The waitress explained to me that the ravioli gnudi meant "naked ravioli" - as in, not really ravioli at all. She explained that the dish was actually the ravioli filling, formed into balls. This sounded intriguing, and everything in it sounded tasty, so I considered myself warned and ordered it anyway.
The dish arrived and looked as described - six or seven balls of ravioli filling - cheese and spinach? - cooked just enough to be warmed through and to hold their shape, resting delicately in a light brown butter sauce with only a whiff of sage wafting away from the plate. Cherry tomatoes and delicious smelling Italian bacon completed the dish.
If you think this sounds glorious, well, you should have tasted it. It was amazing. First of all, I love almost anything that comes in a brown butter sauce and this was no exception. The little bits of bacon added just enough complexity to an otherwise simple dressing. The tomatoes had a delicious roasted flavor, and the ravioli themselves were so satisfying that I did not at all miss the pasta pouch one would normally expect a ravioli to come in.
Amanda's dish was also prepared in an interesting manner. The menu described it as cavatelli with broccoli, chilies, and several other ingredients, which it was. However, instead if being sliced up and tossed with the pasta, they broccoli, chilies, etc were ground up into a sort of pesto and tossed with the pasta. It had a delightfully chunky texture and fantastic flavors. The chilies provided a little interesting heat at the end of every mouthful without making the dish overly hot.
We both ate every bite and were way too full to even look at dessert.

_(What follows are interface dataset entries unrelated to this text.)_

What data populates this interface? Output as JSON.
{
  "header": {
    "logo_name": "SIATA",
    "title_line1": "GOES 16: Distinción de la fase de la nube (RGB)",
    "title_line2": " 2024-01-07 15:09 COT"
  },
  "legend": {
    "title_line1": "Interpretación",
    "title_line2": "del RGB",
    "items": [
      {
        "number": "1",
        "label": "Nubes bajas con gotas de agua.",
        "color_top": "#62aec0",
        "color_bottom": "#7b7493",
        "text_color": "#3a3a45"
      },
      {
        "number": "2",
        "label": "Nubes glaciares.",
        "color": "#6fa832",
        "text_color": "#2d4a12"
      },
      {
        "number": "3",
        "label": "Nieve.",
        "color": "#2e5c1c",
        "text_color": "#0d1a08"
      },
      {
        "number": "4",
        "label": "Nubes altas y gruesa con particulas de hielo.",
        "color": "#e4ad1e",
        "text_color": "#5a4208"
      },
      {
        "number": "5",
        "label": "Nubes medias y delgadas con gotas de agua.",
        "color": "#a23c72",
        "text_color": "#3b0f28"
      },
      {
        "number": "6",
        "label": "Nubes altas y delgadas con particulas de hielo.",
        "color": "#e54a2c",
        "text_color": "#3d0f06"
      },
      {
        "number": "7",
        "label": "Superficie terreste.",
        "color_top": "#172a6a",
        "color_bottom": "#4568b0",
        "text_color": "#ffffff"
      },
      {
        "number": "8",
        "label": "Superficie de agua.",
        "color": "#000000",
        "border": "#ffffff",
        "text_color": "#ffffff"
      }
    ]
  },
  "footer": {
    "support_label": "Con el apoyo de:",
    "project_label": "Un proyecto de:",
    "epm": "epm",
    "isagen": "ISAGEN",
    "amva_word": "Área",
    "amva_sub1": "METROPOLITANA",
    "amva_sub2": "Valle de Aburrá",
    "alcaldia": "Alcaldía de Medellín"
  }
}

It's a good thing Duffy's sound is kind of mellow and lounge singer-esque, because I am not sure the two of us could have stood up to dance even had we wanted to (although the middle-aged drunk women in the crowd had NO trouble dancing, they may have had a little harder time with the "standing up" part).
Duffy sounded great and looked great - we were only twelve rows back, so we had a pretty good view of her and the band. If you'd like to check her out, here is the URL to the video for Duffy's most recognizable song, "Mercy" (unfortunately, the embedding feature for these videos has been disabled): http://www.youtube.com/watch?v=KE2orthS3TQ
All in all, we had a delicious meal and a great time. I can't wait to dress up and head out to our next dinner-and-a-show casino adventure, which will be Michael Buble in December!
Sunday, October 26, 2008
Jason's tiny creepy pumpkin and Katie's wolves
I carved a kitty pumpkin, of course.
Yeah, that pretty much sums up Sunday. I'll write a belated blog about Saturday (Alta Strada and the Duffy concert - both fantastic) tomorrow.
Saturday, October 25, 2008
John was Rick Blaine incarnate in his white Oscar de la Renta dinner jacket (which he got on Ebay for a great deal) and black bow tie. Amanda and I chose to go the Ilsa Lund suit and hat route. I scored an excellent 40's vintage suit that afternoon at Peacock Feathers but was unable to find an appropriate hat, so I substituted with a beret. Amanda's hat looked like Ingrid Bergman could have worn it on the set.
We had a great time eating Katie's delectable cooking, playing Guitar Hero, and of course, watching Bogie and Bergman steam up the screen. Here are some pictures - in the spirit of the movie, I turned them black and white: